On March 3, the Merseyside derby finished goalless. It had a dual significance: the blow to Liverpool's title prospects proved fatal as Manchester City won their last 14 matches. And, seven-and-a-half months later, it remains the last time Liverpool dropped points.
They go to Old Trafford, scene of another stalemate last season, with 17 consecutive league wins. Another would defeat historic rivals, further the sense of crisis at Manchester United and equal two Premier League records: Chelsea's opening nine victories, the best-ever start, in 2005-06 and City's overall best of 18 straight wins.
It would be an astonishing achievement.

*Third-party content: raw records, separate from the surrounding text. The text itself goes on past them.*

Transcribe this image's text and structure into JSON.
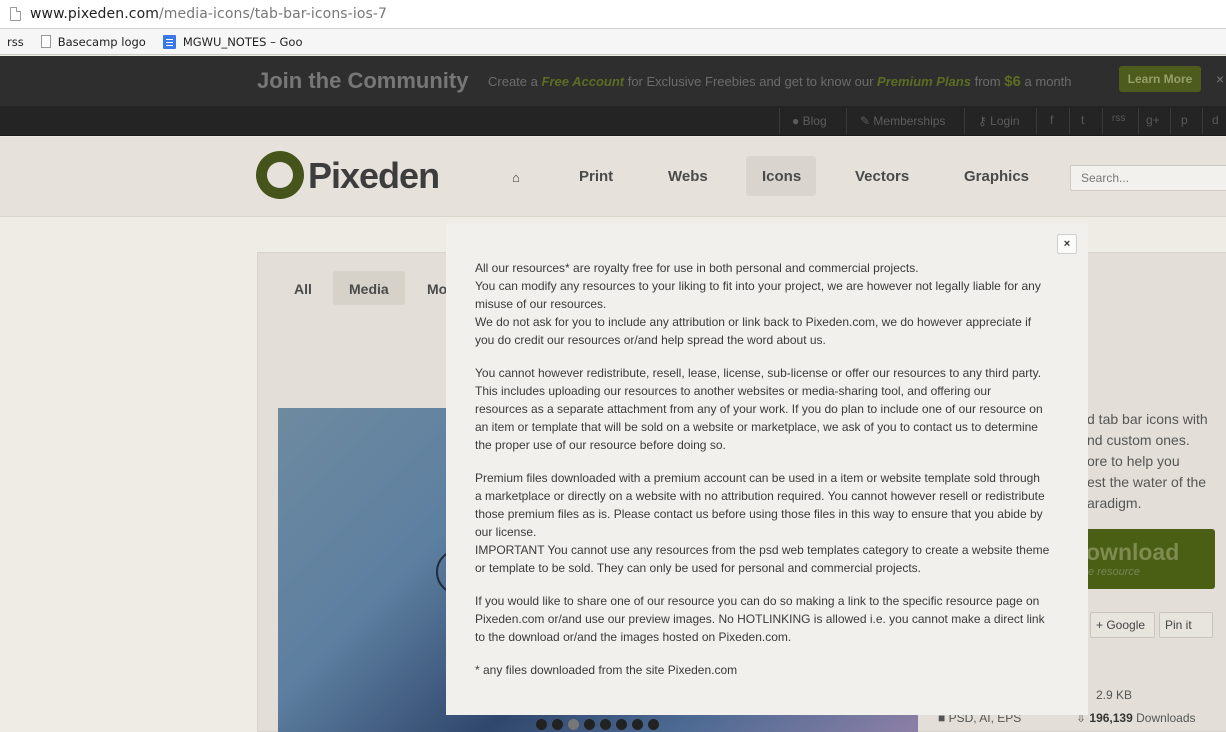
{
  "browser": {
    "url_host": "www.pixeden.com",
    "url_path": "/media-icons/tab-bar-icons-ios-7",
    "bookmarks": [
      "rss",
      "Basecamp logo",
      "MGWU_NOTES – Goo"
    ]
  },
  "promo": {
    "title": "Join the Community",
    "create_a": "Create a",
    "free_account": "Free Account",
    "for_exclusive": "for Exclusive Freebies and get to know our",
    "premium_plans": "Premium Plans",
    "from": "from",
    "price": "$6",
    "a_month": "a month",
    "learn_more": "Learn More",
    "close": "×"
  },
  "topnav": {
    "blog": "Blog",
    "memberships": "Memberships",
    "login": "Login"
  },
  "social_icons": [
    "f",
    "t",
    "rss",
    "g+",
    "p",
    "d"
  ],
  "site": {
    "logo": "Pixeden",
    "nav": [
      "Print",
      "Webs",
      "Icons",
      "Vectors",
      "Graphics"
    ],
    "active_nav": "Icons",
    "search_placeholder": "Search..."
  },
  "tabs": [
    "All",
    "Media",
    "Mo"
  ],
  "side": {
    "text": "d tab bar icons with\nnd custom ones.\nore to help you\nest the water of the\naradigm.",
    "download": "ownload",
    "download_sub": "e resource",
    "share": [
      "+ Google",
      "Pin it"
    ],
    "size": "2.9 KB",
    "formats": "PSD, AI, EPS",
    "downloads_count": "196,139",
    "downloads_label": "Downloads"
  },
  "modal": {
    "close": "×",
    "p1": [
      "All our resources* are royalty free for use in both personal and commercial projects.",
      "You can modify any resources to your liking to fit into your project, we are however not legally liable for any",
      "misuse of our resources.",
      "We do not ask for you to include any attribution or link back to Pixeden.com, we do however appreciate if",
      "you do credit our resources or/and help spread the word about us."
    ],
    "p2": [
      "You cannot however redistribute, resell, lease, license, sub-license or offer our resources to any third party.",
      "This includes uploading our resources to another websites or media-sharing tool, and offering our",
      "resources as a separate attachment from any of your work. If you do plan to include one of our resource on",
      "an item or template that will be sold on a website or marketplace, we ask of you to contact us to determine",
      "the proper use of our resource before doing so."
    ],
    "p3": [
      "Premium files downloaded with a premium account can be used in a item or website template sold through",
      "a marketplace or directly on a website with no attribution required. You cannot however resell or redistribute",
      "those premium files as is. Please contact us before using those files in this way to ensure that you abide by",
      "our license.",
      "IMPORTANT You cannot use any resources from the psd web templates category to create a website theme",
      "or template to be sold. They can only be used for personal and commercial projects."
    ],
    "p4": [
      "If you would like to share one of our resource you can do so making a link to the specific resource page on",
      "Pixeden.com or/and use our preview images. No HOTLINKING is allowed i.e. you cannot make a direct link",
      "to the download or/and the images hosted on Pixeden.com."
    ],
    "footnote": "* any files downloaded from the site Pixeden.com"
  }
}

It shows how City and Liverpool have raised the bar in recent years, but also that Jurgen Klopp's teams excel in finding ways to win.
It is perhaps surprising they have only six clean sheets in those 17 matches, but they have scored at least twice in 16. It shows how remarkably potent they are. Sadio Mane feels the star of those 17 games, with 13 goals, but Mohamed Salah has nine and Roberto Firmino six.
No one else has more productive full-backs, either: Trent Alexander-Arnold has eight assists in that time and Andy Robertson five.
That feared front three are a reason why Liverpool do not need to dominate for 90 minutes. They can master the early blitz, blowing Norwich away with four goals in the first 45 minutes, or the mid-match assault, scoring three times in 18 minutes against Arsenal. Their training-ground work is reflected in their tally of 35 set-piece goals in 14 months; two brought September's win at Chelsea.
They can overwhelm teams and narrowly overcome them, surge to victories and grind them out. Resolve and character account for three triumphs after they trailed. Their formidable fitness, all the more impressive because of their European commitments, is apparent in the five times they have turned a draw into a win in the last 11 minutes, including the 95th-minute decider against Leicester two weeks ago.
While Klopp prefers the consistency that comes from a core, Liverpool have had enough strength in depth to get vital goals from substitutes: Jordan Henderson at Southampton last season, then Divock Origi at Newcastle.
They have shown the resourcefulness to cope with setbacks. They have negotiated two months without Alisson, who may return on Sunday (Oct 20). Injuries have given Virgil van Dijk different centre-back partners. They won without Firmino in May.
Luck helps, too: think of the error by Sheffield United's Dean Henderson for Gini Wijnaldum's decider at Bramall Lane. But the fixture list is the other contributor. Only six of their 17 opponents finished in last season's top 12. Liverpool have been ruthless in disposing of the relative minnows. Far as United have fallen, they should still be among the tougher opponents for men chasing records.